In this talk, EFF Staff Technologist Jeremy Gillula will explain everything you ever wanted to know about encryption, from how it works to why the FBI wants to make it weaker—and why most computer security experts disagree. You’ll learn all about the history leading up to the Apple vs. FBI case, what the ramifications of the case are, and what the current battleground looks like in the fight between some parts of law enforcement and the digital security community. June 22, 2016 Walnut Creek, CA
Join EFF Staff Technologist Jeremy Gillula for a discussion on drones. He’ll give background on how drones work and why they’re suddenly so popular and discuss some of the privacy and security issues that they present. June 28, 2016 Hercules, CA
Join EFF Staff Technologist Jeremy Gillula for a discussion on drones. He’ll give background on how drones work and why they’re suddenly so popular and discuss some of the privacy and security issues that they present. June 30, 2016 Moraga, CA
Join EFF Staff Technologist Jeremy Gillula to learn how sketchy companies (and shadowy government agencies) track you everywhere you go online, often without your permission. We’ll cover how tracking works, why companies do it, and what tools do (and don’t) work to protect yourself. July 9, 2016 El Cerrito, CA

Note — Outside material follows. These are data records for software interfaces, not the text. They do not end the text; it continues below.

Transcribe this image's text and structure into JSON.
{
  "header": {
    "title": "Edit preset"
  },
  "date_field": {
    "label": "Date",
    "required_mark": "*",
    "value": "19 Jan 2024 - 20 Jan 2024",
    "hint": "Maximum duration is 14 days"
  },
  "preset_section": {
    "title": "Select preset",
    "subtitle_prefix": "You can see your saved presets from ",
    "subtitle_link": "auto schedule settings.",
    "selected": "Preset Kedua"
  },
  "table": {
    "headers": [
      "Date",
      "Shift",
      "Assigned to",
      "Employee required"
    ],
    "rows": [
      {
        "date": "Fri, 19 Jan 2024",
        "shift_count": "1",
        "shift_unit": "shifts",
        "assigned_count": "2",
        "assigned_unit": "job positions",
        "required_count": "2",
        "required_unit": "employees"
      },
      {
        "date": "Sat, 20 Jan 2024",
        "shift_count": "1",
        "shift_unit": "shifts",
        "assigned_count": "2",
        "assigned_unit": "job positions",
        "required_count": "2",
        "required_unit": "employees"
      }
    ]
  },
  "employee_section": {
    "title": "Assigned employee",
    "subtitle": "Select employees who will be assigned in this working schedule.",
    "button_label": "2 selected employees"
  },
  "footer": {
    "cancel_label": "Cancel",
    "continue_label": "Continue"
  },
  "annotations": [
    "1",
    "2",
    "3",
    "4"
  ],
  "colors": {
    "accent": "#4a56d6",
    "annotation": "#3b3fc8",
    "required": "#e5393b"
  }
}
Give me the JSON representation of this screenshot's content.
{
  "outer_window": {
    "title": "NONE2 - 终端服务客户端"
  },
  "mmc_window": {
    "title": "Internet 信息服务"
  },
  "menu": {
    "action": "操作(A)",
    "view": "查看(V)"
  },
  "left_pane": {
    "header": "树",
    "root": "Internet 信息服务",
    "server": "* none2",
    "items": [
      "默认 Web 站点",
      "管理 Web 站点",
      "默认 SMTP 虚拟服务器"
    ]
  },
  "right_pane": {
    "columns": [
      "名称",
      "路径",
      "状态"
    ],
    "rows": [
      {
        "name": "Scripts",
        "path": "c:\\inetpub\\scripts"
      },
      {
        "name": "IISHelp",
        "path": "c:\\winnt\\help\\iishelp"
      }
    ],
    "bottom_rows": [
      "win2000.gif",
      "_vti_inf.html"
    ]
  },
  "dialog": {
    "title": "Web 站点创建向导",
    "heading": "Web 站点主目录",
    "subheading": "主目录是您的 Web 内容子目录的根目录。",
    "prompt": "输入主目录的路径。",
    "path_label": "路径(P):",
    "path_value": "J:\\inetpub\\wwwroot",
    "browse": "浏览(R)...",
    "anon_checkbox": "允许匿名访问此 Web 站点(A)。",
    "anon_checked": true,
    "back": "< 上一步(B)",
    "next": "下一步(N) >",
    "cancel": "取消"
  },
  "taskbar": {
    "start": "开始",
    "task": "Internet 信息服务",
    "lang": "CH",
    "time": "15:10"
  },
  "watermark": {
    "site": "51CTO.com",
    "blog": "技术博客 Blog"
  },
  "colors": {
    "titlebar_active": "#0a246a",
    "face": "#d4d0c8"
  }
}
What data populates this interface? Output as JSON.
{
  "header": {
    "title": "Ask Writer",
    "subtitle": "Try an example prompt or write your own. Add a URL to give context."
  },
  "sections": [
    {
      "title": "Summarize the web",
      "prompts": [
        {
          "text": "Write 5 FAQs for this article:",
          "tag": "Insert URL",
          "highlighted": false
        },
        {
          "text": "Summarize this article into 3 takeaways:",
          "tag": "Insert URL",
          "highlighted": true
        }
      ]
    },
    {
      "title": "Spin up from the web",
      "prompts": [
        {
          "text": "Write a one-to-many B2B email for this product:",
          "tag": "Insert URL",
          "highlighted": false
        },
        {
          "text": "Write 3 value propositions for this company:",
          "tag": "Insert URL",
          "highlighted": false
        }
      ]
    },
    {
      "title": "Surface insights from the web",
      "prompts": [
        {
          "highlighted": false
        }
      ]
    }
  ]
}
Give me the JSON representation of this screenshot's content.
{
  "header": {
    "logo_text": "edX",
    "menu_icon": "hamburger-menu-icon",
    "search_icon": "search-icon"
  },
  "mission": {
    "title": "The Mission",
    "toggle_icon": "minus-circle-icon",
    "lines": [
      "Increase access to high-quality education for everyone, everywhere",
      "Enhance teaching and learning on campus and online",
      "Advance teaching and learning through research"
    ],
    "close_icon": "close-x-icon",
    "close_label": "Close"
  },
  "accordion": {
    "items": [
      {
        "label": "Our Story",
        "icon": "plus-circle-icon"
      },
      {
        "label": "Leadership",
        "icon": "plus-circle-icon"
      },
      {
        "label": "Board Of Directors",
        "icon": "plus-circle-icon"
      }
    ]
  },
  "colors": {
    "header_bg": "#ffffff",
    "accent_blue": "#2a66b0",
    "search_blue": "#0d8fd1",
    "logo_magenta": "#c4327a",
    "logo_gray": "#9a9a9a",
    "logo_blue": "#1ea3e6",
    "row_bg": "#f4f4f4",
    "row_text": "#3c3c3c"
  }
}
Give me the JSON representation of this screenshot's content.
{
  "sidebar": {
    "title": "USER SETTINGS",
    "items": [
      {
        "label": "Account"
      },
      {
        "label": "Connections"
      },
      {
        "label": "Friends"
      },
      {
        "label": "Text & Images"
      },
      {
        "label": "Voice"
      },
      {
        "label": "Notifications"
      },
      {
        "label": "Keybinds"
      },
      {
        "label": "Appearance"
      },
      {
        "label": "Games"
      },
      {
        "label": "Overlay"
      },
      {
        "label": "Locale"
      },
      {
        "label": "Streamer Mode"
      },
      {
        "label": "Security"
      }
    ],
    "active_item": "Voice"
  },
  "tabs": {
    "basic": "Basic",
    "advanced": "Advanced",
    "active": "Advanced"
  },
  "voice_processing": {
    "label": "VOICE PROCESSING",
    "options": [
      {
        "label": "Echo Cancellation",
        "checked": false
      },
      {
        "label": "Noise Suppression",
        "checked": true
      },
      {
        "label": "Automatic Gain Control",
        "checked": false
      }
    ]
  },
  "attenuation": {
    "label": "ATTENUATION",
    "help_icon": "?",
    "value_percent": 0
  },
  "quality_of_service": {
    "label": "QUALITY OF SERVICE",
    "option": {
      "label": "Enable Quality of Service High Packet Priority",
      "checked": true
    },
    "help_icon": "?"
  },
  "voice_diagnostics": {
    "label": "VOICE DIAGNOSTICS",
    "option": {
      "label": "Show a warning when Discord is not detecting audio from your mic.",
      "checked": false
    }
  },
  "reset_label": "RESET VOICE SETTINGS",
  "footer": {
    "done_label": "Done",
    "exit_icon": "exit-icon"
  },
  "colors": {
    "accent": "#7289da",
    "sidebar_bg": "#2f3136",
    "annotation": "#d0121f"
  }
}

We are excited to be a part of the Eleventh HOPE conference! HOPE (Hackers on Planet Earth) returns to New York for its eleventh iteration this year, hosted by our friends at 2600. July 22–24, 2016 New York City, NY